Ancel announced he was leaving the games industry in September 2020 to spend time on a wildlife sanctuary. He stated that his two current projects, Beyond Good & Evil 2 and Wild, were in capable hands with his departure.[13] One week after his departure, Libération published an article investigating allegations of Ancel's toxic leadership at Ubisoft.[14] Ancel confirmed he was aware that he was being investigated but denied the accusations against him and called Libération's report about him "fake news".[15]

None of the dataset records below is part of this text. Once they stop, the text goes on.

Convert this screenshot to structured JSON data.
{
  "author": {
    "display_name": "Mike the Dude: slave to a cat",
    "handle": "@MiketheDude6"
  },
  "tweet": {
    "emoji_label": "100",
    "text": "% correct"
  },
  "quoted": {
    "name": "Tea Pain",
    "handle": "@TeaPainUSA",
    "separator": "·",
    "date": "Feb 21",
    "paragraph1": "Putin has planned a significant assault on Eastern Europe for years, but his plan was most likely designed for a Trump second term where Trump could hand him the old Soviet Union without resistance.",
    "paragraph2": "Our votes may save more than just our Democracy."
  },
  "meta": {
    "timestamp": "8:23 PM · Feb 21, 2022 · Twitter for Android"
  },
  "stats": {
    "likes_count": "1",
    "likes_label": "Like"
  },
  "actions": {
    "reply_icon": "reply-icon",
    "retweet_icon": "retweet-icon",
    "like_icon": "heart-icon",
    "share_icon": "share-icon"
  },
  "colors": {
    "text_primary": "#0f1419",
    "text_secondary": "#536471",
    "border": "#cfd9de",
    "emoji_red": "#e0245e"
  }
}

Recognition[edit]

On 13 March 2006, he, along with Shigeru Miyamoto and Frédérick Raynal, were knighted by the French Minister of Culture and Communication, Renaud Donnedieu de Vabres, a knight of arts and literature. It was the first time that video game developers were honored with this distinction. Ancel is recognized as one of the best game designers in IGN's Top 100 Game Creators, ranking 24th out of 100.[16]

Design philosophy[edit]

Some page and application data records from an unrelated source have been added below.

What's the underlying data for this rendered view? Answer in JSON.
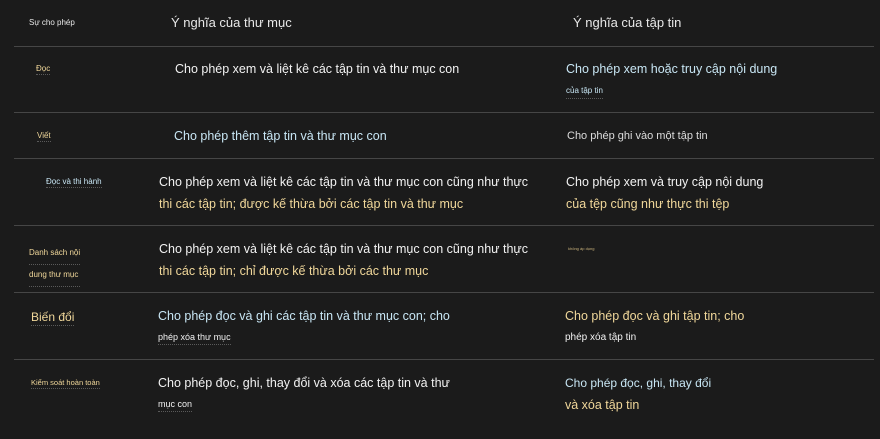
{
  "headers": {
    "permission": "Sự cho phép",
    "folder": "Ý nghĩa của thư mục",
    "file": "Ý nghĩa của tập tin"
  },
  "rows": [
    {
      "permission": [
        "Đọc"
      ],
      "folder": [
        "Cho phép xem và liệt kê các tập tin và thư mục con"
      ],
      "file": [
        "Cho phép xem hoặc truy cập nội dung",
        "của tập tin"
      ]
    },
    {
      "permission": [
        "Viết"
      ],
      "folder": [
        "Cho phép thêm tập tin và thư mục con"
      ],
      "file": [
        "Cho phép ghi vào một tập tin"
      ]
    },
    {
      "permission": [
        "Đọc và thi hành"
      ],
      "folder": [
        "Cho phép xem và liệt kê các tập tin và thư mục con cũng như thực",
        "thi các tập tin; được kế thừa bởi các tập tin và thư mục"
      ],
      "file": [
        "Cho phép xem và truy cập nội dung",
        "của tệp cũng như thực thi tệp"
      ]
    },
    {
      "permission": [
        "Danh sách nội",
        "dung thư mục"
      ],
      "folder": [
        "Cho phép xem và liệt kê các tập tin và thư mục con cũng như thực",
        "thi các tập tin; chỉ được kế thừa bởi các thư mục"
      ],
      "file": [
        "không áp dụng"
      ]
    },
    {
      "permission": [
        "Biến đổi"
      ],
      "folder": [
        "Cho phép đọc và ghi các tập tin và thư mục con; cho",
        "phép xóa thư mục"
      ],
      "file": [
        "Cho phép đọc và ghi tập tin; cho",
        "phép xóa tập tin"
      ]
    },
    {
      "permission": [
        "Kiểm soát hoàn toàn"
      ],
      "folder": [
        "Cho phép đọc, ghi, thay đổi và xóa các tập tin và thư",
        "mục con"
      ],
      "file": [
        "Cho phép đọc, ghi, thay đổi",
        "và xóa tập tin"
      ]
    }
  ],
  "colors": {
    "background": "#1b1b1b",
    "rule": "#464646",
    "yellow": "#f0d79a",
    "blue": "#c8e6f4",
    "white": "#f2f2f2"
  }
}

Ancel aims for a high degree of freedom in his games.[17] He is critical of games that claim to offer freedom, but present limits or invisible boundaries where players do not expect them.

Games[edit]

Ancel worked on, but did not design, Tonic Trouble (1999), which features limbless characters in the same mould as Rayman. He shares credit on his Rayman games with Frédéric Houde, while Jacques Exertier contributed many of the cinematic and story elements of Beyond Good & Evil and Peter Jackson's King Kong.

References[edit]

  1. ^ "Ubisoft Developer Michel Ancel Interview". NowGamer. 14 November 2011. Archived from the original on 23 August 2018.
  2. ^ "Interview". GameSpy. Archived from the original on 17 September 2013. Retrieved 29 October 2007.
  3. ^ "Making King Kong, Interview with designer Michel Ancel". Joystiq. Archived from the original on 28 January 2015. Retrieved 29 October 2007.
  4. ^ Brightman, James (27 March 2008). "10 Questions: Ubisoft CEO Yves Guillem". GameDaily. Archived from the original on 11 April 2009. Retrieved 29 March 2008. Michel Ancel is working on several unannounced projects, and I [Yves Guillem] am afraid I cannot tell you more at this stage. You can expect to hear more from Ubisoft about these projects soon.
  5. ^ Kévin (15 May 2008). "Beyond Good & Evil 2 en préproduction" (in French). JeuxVideo. Archived from the original on 12 July 2014. Retrieved 18 May 2008.
  6. ^ Wales, Matt (28 May 2008). "Ubisoft Announces Beyond Good & Evil Follow-up". IGN UK. Retrieved 30 May 2008.
  7. ^ "'Beyond Good & Evil 2' Already 1.5 Years into Development". WorthPlaying. 19 December 2008. Retrieved 23 December 2008.
  8. ^ "Ubisoft Announces All-New Rayman Video Game for Holiday 2006". ubi.com. 5 April 2006. Archived from the original on 31 August 2011.
  9. ^ "How do you create an animation in UBIart Framework?". Archived from the original on 1 March 2015.
  10. ^ JC Fletcher (6 July 2010). "Rayman Origins slapped on XBLA, PSN this Christmas, other platforms possible". Joystiq. Archived from the original on 1 February 2015.
  11. ^ Stead, Chris (2 August 2014). "Another AAA Developer Goes Indie". Grab It Indie Games Magazine. Retrieved 2 August 2014.
  12. ^ "Introducing WiLD, a PS4 exclusive from Rayman creator Michel Ancel", blog.eu.playstation.com, 12 August 2014
  13. ^ Kerr, Chris (18 September 2020). "Rayman creator Michel Ancel leaving games industry to work on wildlife sanctuary". Gamasutra. Retrieved 18 September 2020.
  14. ^ "Enquête sur le côté obscur du géant "Beyond Good and Evil 2"" [Investigation into the dark side of the giant «Beyond Good and Evil 2»]. Libération (in French). 25 September 2020. Retrieved 13 June 2021.
  15. ^ Gach, Ethan (25 September 2020). "Report: Beyond Good & Evil 2 Director Michel Ancel Left Ubisoft Amid Investigation Into Complaints Of Toxic Leadership". Kotaku. Retrieved 13 June 2021.
  16. ^ "IGN - 24. Michel Ancel". IGN. Archived from the original on 28 January 2013. Retrieved 7 March 2009.
  17. ^ Goldfarb, Andrew (17 July 2013), Michel Ancel Discusses Beyond Good & Evil 2 - IGN, retrieved 13 August 2020

External links[edit]